> _YOUR ASSIGNMENT_:
Please report how many lines in these records contain the string "ITNEXT", and give nothing besides the number.

> _GIVEN ENTRIES_:
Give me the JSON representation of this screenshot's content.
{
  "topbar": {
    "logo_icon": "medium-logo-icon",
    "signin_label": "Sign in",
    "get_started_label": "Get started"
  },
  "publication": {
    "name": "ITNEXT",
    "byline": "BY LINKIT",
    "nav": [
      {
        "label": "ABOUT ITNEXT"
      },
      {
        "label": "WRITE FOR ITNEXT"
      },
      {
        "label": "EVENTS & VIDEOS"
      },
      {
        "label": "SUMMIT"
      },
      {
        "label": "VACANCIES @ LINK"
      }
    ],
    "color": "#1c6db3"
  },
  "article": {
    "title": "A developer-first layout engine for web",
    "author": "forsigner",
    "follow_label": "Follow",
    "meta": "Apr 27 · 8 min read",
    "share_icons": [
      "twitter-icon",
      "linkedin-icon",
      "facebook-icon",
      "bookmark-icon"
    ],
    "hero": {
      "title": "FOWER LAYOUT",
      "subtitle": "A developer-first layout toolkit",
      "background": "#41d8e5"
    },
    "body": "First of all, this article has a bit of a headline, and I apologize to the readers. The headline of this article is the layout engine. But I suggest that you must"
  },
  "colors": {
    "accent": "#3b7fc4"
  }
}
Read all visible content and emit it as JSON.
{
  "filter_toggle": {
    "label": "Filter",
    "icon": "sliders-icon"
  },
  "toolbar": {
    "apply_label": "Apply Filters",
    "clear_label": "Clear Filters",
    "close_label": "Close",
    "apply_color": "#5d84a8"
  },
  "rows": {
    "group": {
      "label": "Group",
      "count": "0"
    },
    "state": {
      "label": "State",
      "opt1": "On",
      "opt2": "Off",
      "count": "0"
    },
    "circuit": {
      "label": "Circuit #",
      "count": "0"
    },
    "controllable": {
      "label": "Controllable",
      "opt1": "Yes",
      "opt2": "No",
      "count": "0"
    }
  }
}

> _ANSWER BELOW_:
3